- YOUR TASK:
Extract exactly and only the lines of the data below, starting at the line with "Convert this screenshot" and stopping after the final line.

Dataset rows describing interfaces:

%%

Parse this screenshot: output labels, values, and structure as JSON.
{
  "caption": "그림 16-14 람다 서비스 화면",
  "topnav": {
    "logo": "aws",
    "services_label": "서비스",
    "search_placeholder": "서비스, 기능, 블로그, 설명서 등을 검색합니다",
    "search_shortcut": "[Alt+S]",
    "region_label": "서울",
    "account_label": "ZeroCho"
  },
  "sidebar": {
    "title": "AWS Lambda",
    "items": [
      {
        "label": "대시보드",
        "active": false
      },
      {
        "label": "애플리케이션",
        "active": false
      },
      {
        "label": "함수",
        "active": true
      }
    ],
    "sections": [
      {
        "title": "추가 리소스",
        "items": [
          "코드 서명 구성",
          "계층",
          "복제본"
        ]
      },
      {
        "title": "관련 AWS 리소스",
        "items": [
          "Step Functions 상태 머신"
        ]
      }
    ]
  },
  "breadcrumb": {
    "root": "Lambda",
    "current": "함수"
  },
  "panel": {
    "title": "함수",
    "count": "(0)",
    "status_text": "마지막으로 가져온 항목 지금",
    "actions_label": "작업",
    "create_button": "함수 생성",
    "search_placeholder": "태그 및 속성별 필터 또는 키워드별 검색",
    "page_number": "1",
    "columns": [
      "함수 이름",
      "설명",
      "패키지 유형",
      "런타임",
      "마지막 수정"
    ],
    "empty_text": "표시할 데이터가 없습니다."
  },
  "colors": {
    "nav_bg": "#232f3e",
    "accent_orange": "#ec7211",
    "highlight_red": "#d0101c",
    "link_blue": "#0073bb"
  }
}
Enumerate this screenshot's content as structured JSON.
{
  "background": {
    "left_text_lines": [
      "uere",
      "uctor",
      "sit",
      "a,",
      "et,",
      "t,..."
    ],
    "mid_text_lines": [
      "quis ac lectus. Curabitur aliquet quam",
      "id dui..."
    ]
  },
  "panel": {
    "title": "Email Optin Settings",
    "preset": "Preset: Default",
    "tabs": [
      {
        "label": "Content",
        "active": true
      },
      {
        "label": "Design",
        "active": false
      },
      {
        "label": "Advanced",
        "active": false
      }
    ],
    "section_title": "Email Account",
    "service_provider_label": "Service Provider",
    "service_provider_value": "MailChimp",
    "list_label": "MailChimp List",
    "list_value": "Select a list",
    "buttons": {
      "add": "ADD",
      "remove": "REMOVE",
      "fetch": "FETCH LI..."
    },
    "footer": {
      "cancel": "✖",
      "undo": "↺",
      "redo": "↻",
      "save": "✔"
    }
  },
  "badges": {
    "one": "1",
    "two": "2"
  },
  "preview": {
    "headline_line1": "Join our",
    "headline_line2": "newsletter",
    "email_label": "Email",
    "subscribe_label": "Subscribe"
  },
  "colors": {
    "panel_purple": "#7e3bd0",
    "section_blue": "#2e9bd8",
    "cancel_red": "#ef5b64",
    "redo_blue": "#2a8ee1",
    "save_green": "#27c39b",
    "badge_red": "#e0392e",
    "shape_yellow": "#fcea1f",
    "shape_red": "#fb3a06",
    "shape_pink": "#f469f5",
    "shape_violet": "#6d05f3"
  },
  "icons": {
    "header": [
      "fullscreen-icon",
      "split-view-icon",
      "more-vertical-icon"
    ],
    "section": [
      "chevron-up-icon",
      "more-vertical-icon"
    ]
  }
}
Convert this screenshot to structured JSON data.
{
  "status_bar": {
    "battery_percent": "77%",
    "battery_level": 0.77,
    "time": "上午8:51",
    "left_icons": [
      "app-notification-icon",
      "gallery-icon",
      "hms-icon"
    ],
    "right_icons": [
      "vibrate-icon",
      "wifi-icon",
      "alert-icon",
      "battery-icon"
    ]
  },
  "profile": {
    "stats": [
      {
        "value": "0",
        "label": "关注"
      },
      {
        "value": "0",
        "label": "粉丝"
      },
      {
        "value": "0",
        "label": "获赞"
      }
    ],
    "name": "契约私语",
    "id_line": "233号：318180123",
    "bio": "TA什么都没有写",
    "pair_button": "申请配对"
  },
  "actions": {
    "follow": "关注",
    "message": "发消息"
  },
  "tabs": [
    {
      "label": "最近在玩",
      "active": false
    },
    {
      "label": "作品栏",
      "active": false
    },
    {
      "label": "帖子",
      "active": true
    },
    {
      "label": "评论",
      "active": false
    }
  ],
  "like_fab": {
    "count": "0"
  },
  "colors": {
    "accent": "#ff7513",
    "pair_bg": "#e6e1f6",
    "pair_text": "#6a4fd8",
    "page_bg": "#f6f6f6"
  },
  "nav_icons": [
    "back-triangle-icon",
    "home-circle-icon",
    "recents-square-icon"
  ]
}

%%

- EXERCISE OUTPUT:
Convert this screenshot to structured JSON data.
{
  "status_bar": {
    "battery_percent": "77%",
    "battery_level": 0.77,
    "time": "上午8:51",
    "left_icons": [
      "app-notification-icon",
      "gallery-icon",
      "hms-icon"
    ],
    "right_icons": [
      "vibrate-icon",
      "wifi-icon",
      "alert-icon",
      "battery-icon"
    ]
  },
  "profile": {
    "stats": [
      {
        "value": "0",
        "label": "关注"
      },
      {
        "value": "0",
        "label": "粉丝"
      },
      {
        "value": "0",
        "label": "获赞"
      }
    ],
    "name": "契约私语",
    "id_line": "233号：318180123",
    "bio": "TA什么都没有写",
    "pair_button": "申请配对"
  },
  "actions": {
    "follow": "关注",
    "message": "发消息"
  },
  "tabs": [
    {
      "label": "最近在玩",
      "active": false
    },
    {
      "label": "作品栏",
      "active": false
    },
    {
      "label": "帖子",
      "active": true
    },
    {
      "label": "评论",
      "active": false
    }
  ],
  "like_fab": {
    "count": "0"
  },
  "colors": {
    "accent": "#ff7513",
    "pair_bg": "#e6e1f6",
    "pair_text": "#6a4fd8",
    "page_bg": "#f6f6f6"
  },
  "nav_icons": [
    "back-triangle-icon",
    "home-circle-icon",
    "recents-square-icon"
  ]
}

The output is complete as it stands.